Entrance to Phoenix Settlement
Kasturba Bhavan –home built by Manilal Gandhi






Recently a group of African Americans from the National Association of African American Studies visited the Phoenix Settlement in Durban South Africa. They were impressed with the historic background of this “Ashram”. They asked if they could nominate this Ashram for declaration as a world heritage site as they felt that a visit to this site was not only informative but also inspirational for future generations.

The important message of nonviolence and how to create a nonviolent world was not only significant but also a very crucial message for the world today when there was so much of violence and strife in the world. The changes that took place in the personality of Gandhiji while living here is an important message for the world both as an indicator that change is possible and that with inspiration and good reading material people can be influenced to change. This message of change is also a very important message for the present times when people are being categorised and compartmentalised in terms of race, ethnicity, gender and because they may have made a mistake at sometime in their lives.

“There is no institution today in the world to excel Phoenix in its ideals or way of life”. Mahatma Gandhi 

 “Our mission is to elevate Phoenix; for through it we can find our soul and serve our country” Gandhiji wrote to Manilal,  Gandhiji’s, second son who took care of Phoenix from 1918 onwards.

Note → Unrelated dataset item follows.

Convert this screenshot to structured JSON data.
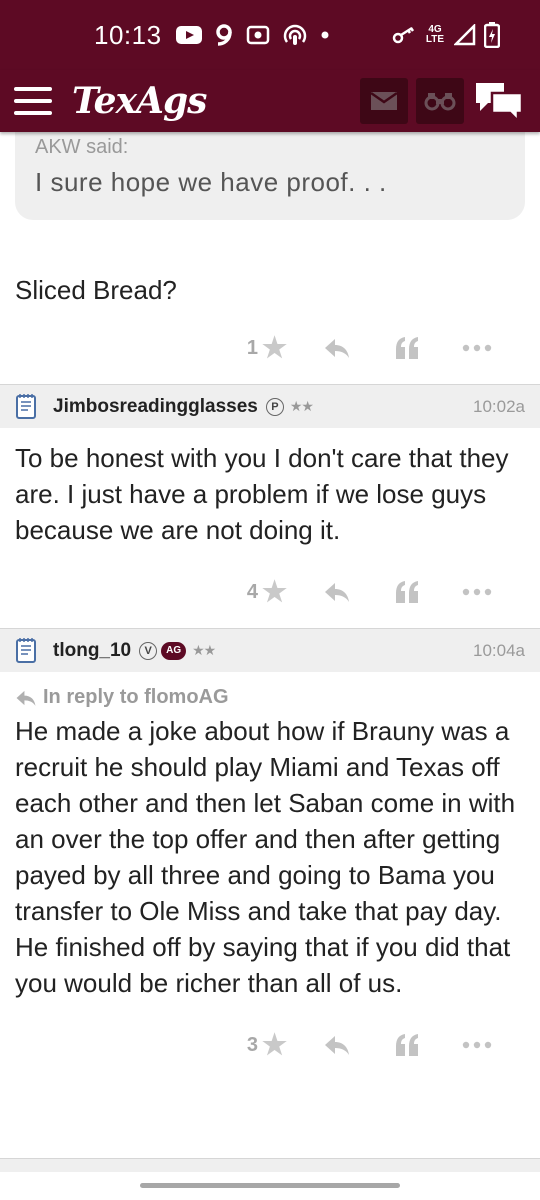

“Phoenix Settlement is an integral part of our history and our present, it is yours to preserve … Cherish it and thrive on this land. It is yours, it is mine, it belongs to all our children and grandchildren and those who have yet to enter the world.” Thabo Mbeki

But even more significant is the way in which that concept of nonviolent resistance to tyranny has influenced the struggle for freedom across the face of the earth. We have seen it in the civil rights movements, the defiance campaigns, the nonviolent rebellion in Eastern Europe- in Czechoslovakia, East Germany, and the Soviet Union itself.” – Bishop Trevor Huddlestone

Established in 1904. The very first Ashram Gandhiji started and where his life and his ideas developed and changed. This was the soil on which the teeth of the Mahatma were cut. It comprised 100 acres. Some 50 settlers volunteered to give up affluence and live a simple life based on Tolstoy’s and Ruskin’s philosophies, of growing your own food and taking care of your environment. The growth and development of Satyagraha, self sufficiency, simplicity, economy of permanence, equity, breaking the barriers of religion, class, gender and ethnicity, health and conservation consciousness, and moral and ethical lifestyle began here. A settler on the Pheonix Settlement, Mr West wrote,

There was much in this life in open country that was attractive. We enjoyed friendly relations with Africans living in the surrounding hillsides and with passersby to and from the station who would frequently call for a drink from our rainwater tank or to buy a pineapple or paw-paw from the garden. They were happy people.”

Eventually the size of the settlement grew to about sixty individuals, including Gandhiji’s own family. The community was unique for those times, multi-racial, multi-cultural and class free. In 1915 when Gandhiji had returned to India he reflected

“There is no institution today in the world to excel Phoenix in its ideals or way of life”.

It would be appropriate  for all South Africans to reflect on Phoenix’s history and ideals and to make Phoenix a significant part of our heritage. Phoenix Settlement was based on a system of ideas, which encapsulate the ideals for which Gandhiji was proclaimed a Mahatma.

Gandhi statue placed by the Government of India
Gandhiji’s home-Sarvodaya (good of all )